Accidents happen. When an accident happens at work, and someone ends up getting seriously injured, it’s not always clear how to proceed. Employees may be qualified to receive disability compensation for both physical disabilities (which can range from back problems to diabetes to asthma) and mental disabilities (including depression, anxiety, schizophrenia, and more).
Who Qualifies for Social Security Disability?
According to the U.S. Department of Labor, employees who are injured at work are entitled to certain compensations. The first is medical, hospital, and surgical services as needed. If the employee has injuries related to their job and are temporarily unable to work, they can receive up to 45 days worth of paid leave, and any time spent out of work beyond that can be counted as sick leave or vacation time. For people who are injured at work and are permanently injured, the amount of compensation fluctuates depending on the injury.
When someone is injured at work in a way that is related to their job, they should get medical treatment immediately, even if the injury seems minor. The injury should be reported to a supervisor, and medical bills and proper paperwork should be submitted as soon as possible. Then, the employee needs to organize and submit a claim for compensation.
Applying for Disability
Someone who was injured at work and is looking to receive supplemental security income or social security disability may choose to hire the services of disability advocates. These attorneys help their clients collect the SSI disability they deserve, and only collect a fee if the client wins their case. Getting the most from a disability claim– enough to live on if someone is injured to the point where they cannot return to work– it necessary to maintaining the same lifestyle.
The process of applying for disability can easily become long and drawn out without the aid of someone who knows what they’re doing. Disability advocates not only strive to help their clients win their cases and get the most out of their settlement, but they can help make sure paperwork is processing with social security and cut down on the time it will take for the client to receive disability compensation.
Worker’s compensation following an injury comes out of the company’s insurance. In some cases, injured employees can sue outside of worker’s compensation. Here are the scenarios where an injured employee has a case for more than just worker’s compensation:
- If they are injured at work by a defective product or toxic material. The employee can also sue the manufacturer of the product which caused their injury

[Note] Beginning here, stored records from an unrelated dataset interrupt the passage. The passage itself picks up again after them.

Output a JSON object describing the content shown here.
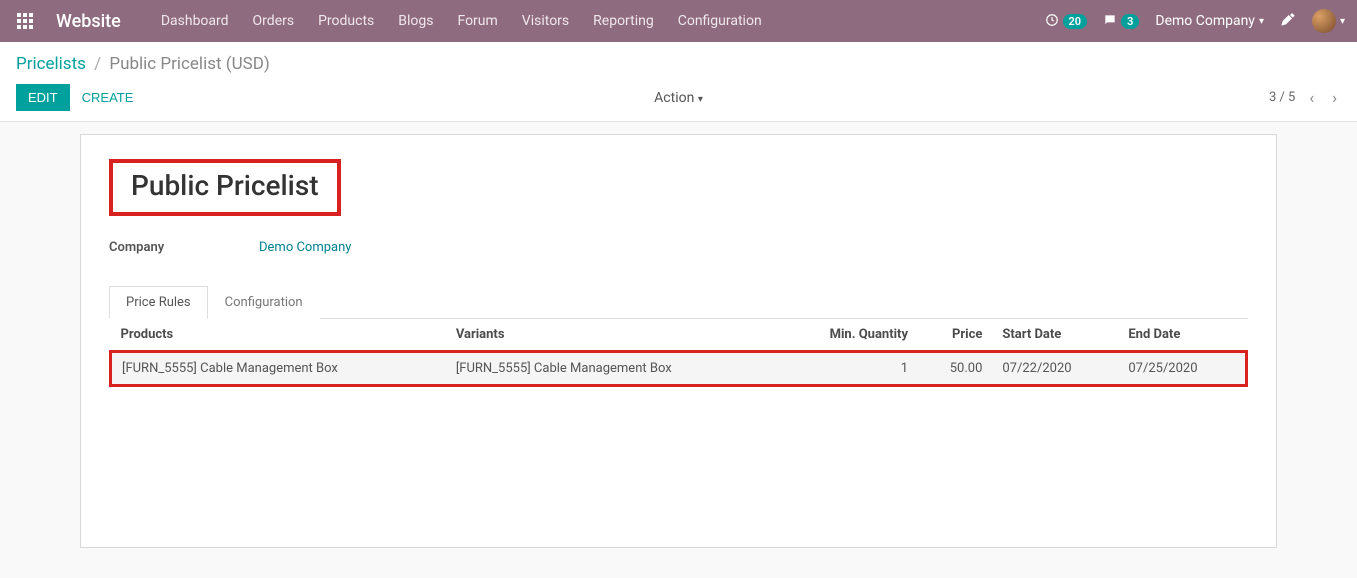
{
  "nav": {
    "brand": "Website",
    "items": [
      "Dashboard",
      "Orders",
      "Products",
      "Blogs",
      "Forum",
      "Visitors",
      "Reporting",
      "Configuration"
    ],
    "clock_badge": "20",
    "chat_badge": "3",
    "company": "Demo Company"
  },
  "breadcrumb": {
    "root": "Pricelists",
    "current": "Public Pricelist (USD)"
  },
  "buttons": {
    "edit": "EDIT",
    "create": "CREATE",
    "action": "Action"
  },
  "pager": {
    "pos": "3 / 5"
  },
  "record": {
    "title": "Public Pricelist",
    "company_label": "Company",
    "company_value": "Demo Company"
  },
  "tabs": {
    "price_rules": "Price Rules",
    "configuration": "Configuration"
  },
  "table": {
    "headers": {
      "products": "Products",
      "variants": "Variants",
      "min_qty": "Min. Quantity",
      "price": "Price",
      "start": "Start Date",
      "end": "End Date"
    },
    "rows": [
      {
        "product": "[FURN_5555] Cable Management Box",
        "variant": "[FURN_5555] Cable Management Box",
        "min_qty": "1",
        "price": "50.00",
        "start": "07/22/2020",
        "end": "07/25/2020"
      }
    ]
  }
}
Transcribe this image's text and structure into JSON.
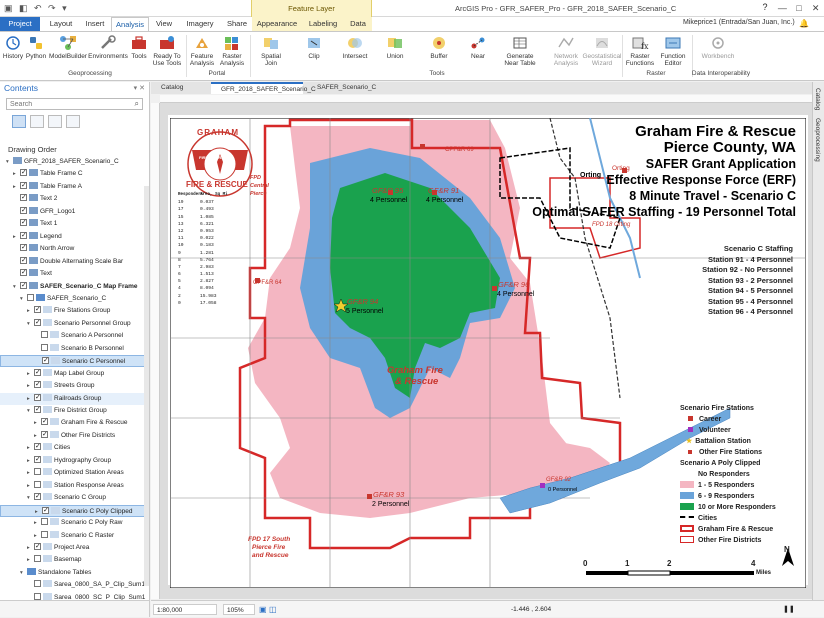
{
  "app": {
    "window_title": "ArcGIS Pro - GFR_SAFER_Pro - GFR_2018_SAFER_Scenario_C",
    "context_group": "Feature Layer",
    "user": "Mikeprice1 (Entrada/San Juan, Inc.)",
    "help": "?",
    "minimize": "—",
    "maximize": "□",
    "close": "✕",
    "quick_access": "▣ ◧ ↶ ↷ ▾"
  },
  "tabs": [
    "Project",
    "Layout",
    "Insert",
    "Analysis",
    "View",
    "Imagery",
    "Share",
    "Appearance",
    "Labeling",
    "Data"
  ],
  "ribbon": {
    "buttons": {
      "history": "History",
      "python": "Python",
      "modelbuilder": "ModelBuilder",
      "environments": "Environments",
      "tools": "Tools",
      "ready_to_use_1": "Ready To",
      "ready_to_use_2": "Use Tools",
      "feature_analysis_1": "Feature",
      "feature_analysis_2": "Analysis",
      "raster_analysis_1": "Raster",
      "raster_analysis_2": "Analysis",
      "spatial_join_1": "Spatial",
      "spatial_join_2": "Join",
      "clip": "Clip",
      "intersect": "Intersect",
      "union": "Union",
      "buffer": "Buffer",
      "near": "Near",
      "gen_near_1": "Generate",
      "gen_near_2": "Near Table",
      "network_analysis_1": "Network",
      "network_analysis_2": "Analysis",
      "geostat_1": "Geostatistical",
      "geostat_2": "Wizard",
      "raster_functions_1": "Raster",
      "raster_functions_2": "Functions",
      "function_editor_1": "Function",
      "function_editor_2": "Editor",
      "workbench": "Workbench"
    },
    "groups": {
      "geoprocessing": "Geoprocessing",
      "portal": "Portal",
      "tools": "Tools",
      "raster": "Raster",
      "data_interop": "Data Interoperability"
    }
  },
  "contents": {
    "title": "Contents",
    "search_placeholder": "Search",
    "drawing_order": "Drawing Order",
    "items": [
      {
        "label": "GFR_2018_SAFER_Scenario_C",
        "level": 0,
        "expand": "▾",
        "check": false,
        "bold": false
      },
      {
        "label": "Table Frame C",
        "level": 1,
        "expand": "▸",
        "check": true
      },
      {
        "label": "Table Frame A",
        "level": 1,
        "expand": "▸",
        "check": true
      },
      {
        "label": "Text 2",
        "level": 1,
        "expand": "",
        "check": true
      },
      {
        "label": "GFR_Logo1",
        "level": 1,
        "expand": "",
        "check": true
      },
      {
        "label": "Text 1",
        "level": 1,
        "expand": "",
        "check": true
      },
      {
        "label": "Legend",
        "level": 1,
        "expand": "▸",
        "check": true
      },
      {
        "label": "North Arrow",
        "level": 1,
        "expand": "",
        "check": true
      },
      {
        "label": "Double Alternating Scale Bar",
        "level": 1,
        "expand": "",
        "check": true
      },
      {
        "label": "Text",
        "level": 1,
        "expand": "",
        "check": true
      },
      {
        "label": "SAFER_Scenario_C Map Frame",
        "level": 1,
        "expand": "▾",
        "check": true,
        "bold": true
      },
      {
        "label": "SAFER_Scenario_C",
        "level": 2,
        "expand": "▾",
        "check": false
      },
      {
        "label": "Fire Stations Group",
        "level": 3,
        "expand": "▸",
        "check": true
      },
      {
        "label": "Scenario Personnel Group",
        "level": 3,
        "expand": "▾",
        "check": true
      },
      {
        "label": "Scenario A Personnel",
        "level": 4,
        "expand": "",
        "check": false
      },
      {
        "label": "Scenario B Personnel",
        "level": 4,
        "expand": "",
        "check": false
      },
      {
        "label": "Scenario C Personnel",
        "level": 4,
        "expand": "",
        "check": true,
        "selected": true
      },
      {
        "label": "Map Label Group",
        "level": 3,
        "expand": "▸",
        "check": true
      },
      {
        "label": "Streets Group",
        "level": 3,
        "expand": "▸",
        "check": true
      },
      {
        "label": "Railroads Group",
        "level": 3,
        "expand": "▸",
        "check": true,
        "highlight": true
      },
      {
        "label": "Fire District Group",
        "level": 3,
        "expand": "▾",
        "check": true
      },
      {
        "label": "Graham Fire & Rescue",
        "level": 4,
        "expand": "▸",
        "check": true
      },
      {
        "label": "Other Fire Districts",
        "level": 4,
        "expand": "▸",
        "check": true
      },
      {
        "label": "Cities",
        "level": 3,
        "expand": "▸",
        "check": true
      },
      {
        "label": "Hydrography Group",
        "level": 3,
        "expand": "▸",
        "check": true
      },
      {
        "label": "Optimized Station Areas",
        "level": 3,
        "expand": "▸",
        "check": false
      },
      {
        "label": "Station Response Areas",
        "level": 3,
        "expand": "▸",
        "check": false
      },
      {
        "label": "Scenario C Group",
        "level": 3,
        "expand": "▾",
        "check": true
      },
      {
        "label": "Scenario C Poly Clipped",
        "level": 4,
        "expand": "▸",
        "check": true,
        "selected": true
      },
      {
        "label": "Scenario C Poly Raw",
        "level": 4,
        "expand": "▸",
        "check": false
      },
      {
        "label": "Scenario C Raster",
        "level": 4,
        "expand": "▸",
        "check": false
      },
      {
        "label": "Project Area",
        "level": 3,
        "expand": "▸",
        "check": true
      },
      {
        "label": "Basemap",
        "level": 3,
        "expand": "▸",
        "check": false
      },
      {
        "label": "Standalone Tables",
        "level": 2,
        "expand": "▾",
        "check": false
      },
      {
        "label": "Sarea_0800_SA_P_Clip_Sum1",
        "level": 3,
        "expand": "",
        "check": false
      },
      {
        "label": "Sarea_0800_SC_P_Clip_Sum1",
        "level": 3,
        "expand": "",
        "check": false
      }
    ]
  },
  "doc_tabs": [
    "Catalog",
    "GFR_2018_SAFER_Scenario_C",
    "SAFER_Scenario_C"
  ],
  "side_panes": [
    "Catalog",
    "Geoprocessing"
  ],
  "map": {
    "title_lines": [
      "Graham Fire & Rescue",
      "Pierce County, WA",
      "SAFER Grant Application",
      "Effective Response Force (ERF)",
      "8 Minute Travel - Scenario C",
      "Optimal SAFER Staffing - 19 Personnel Total"
    ],
    "staffing_lines": [
      "Scenario C Staffing",
      "Station 91 - 4 Personnel",
      "Station 92 - No Personnel",
      "Station 93 - 2 Personnel",
      "Station 94 - 5 Personnel",
      "Station 95 - 4 Personnel",
      "Station 96 - 4 Personnel"
    ],
    "labels": {
      "cpfr69": "CPF&R 69",
      "orting1": "Orting",
      "orting2": "Orting",
      "fpd18": "FPD 18 Orting",
      "gfr95": "GF&R 95",
      "gfr95p": "4 Personnel",
      "gfr91": "GF&R 91",
      "gfr91p": "4 Personnel",
      "gfr96": "GF&R 96",
      "gfr96p": "4 Personnel",
      "gfr94": "GF&R 94",
      "gfr94p": "5 Personnel",
      "gfr93": "GF&R 93",
      "gfr93p": "2 Personnel",
      "gfr92": "GF&R 92",
      "gfr92p": "0 Personnel",
      "cpfr64": "CPF&R 64",
      "central1": "FPD",
      "central2": "Central",
      "central3": "Pierce",
      "district": "Graham Fire",
      "district2": "& Rescue",
      "fpd17a": "FPD 17 South",
      "fpd17b": "Pierce Fire",
      "fpd17c": "and Rescue"
    },
    "logo": {
      "top": "GRAHAM",
      "ring": "FIRE DISTRICT 21",
      "bottom": "FIRE & RESCUE"
    },
    "response_table": {
      "header": [
        "Responders",
        "Area, Sq Mi"
      ],
      "rows": [
        [
          "19",
          "0.037"
        ],
        [
          "17",
          "0.493"
        ],
        [
          "15",
          "1.085"
        ],
        [
          "13",
          "6.321"
        ],
        [
          "12",
          "0.953"
        ],
        [
          "11",
          "0.022"
        ],
        [
          "10",
          "0.183"
        ],
        [
          "9",
          "1.281"
        ],
        [
          "8",
          "5.764"
        ],
        [
          "7",
          "2.983"
        ],
        [
          "6",
          "1.513"
        ],
        [
          "5",
          "2.827"
        ],
        [
          "4",
          "8.094"
        ],
        [
          "2",
          "15.983"
        ],
        [
          "0",
          "17.058"
        ]
      ]
    },
    "legend": {
      "title1": "Scenario Fire Stations",
      "career": "Career",
      "volunteer": "Volunteer",
      "battalion": "Battalion Station",
      "other_stations": "Other Fire Stations",
      "title2": "Scenario A Poly Clipped",
      "no_resp": "No Responders",
      "r1": "1 - 5 Responders",
      "r2": "6 - 9 Responders",
      "r3": "10 or More Responders",
      "cities": "Cities",
      "gfr": "Graham Fire & Rescue",
      "other_districts": "Other Fire Districts"
    },
    "scale": {
      "ticks": [
        "0",
        "1",
        "2",
        "4"
      ],
      "unit": "Miles"
    },
    "north": "N"
  },
  "status": {
    "scale": "1:80,000",
    "zoom": "105%",
    "coords": "-1.446 , 2.604",
    "pause": "❚❚"
  },
  "colors": {
    "accent": "#2b6fc4",
    "green_fill": "#1aa24e",
    "blue_fill": "#6aa3d9",
    "pink_fill": "#f4b6c2",
    "boundary": "#d62828"
  }
}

- If the injury was the result of the employer’s poor judgement, reckless behavior, or neglect. The injured person can also file a personal injury suit against the employer responsible for their injury.
- If the company doesn’t have worker’s compensation insurance coverage an injured employee can sue the employer and receive money from the state.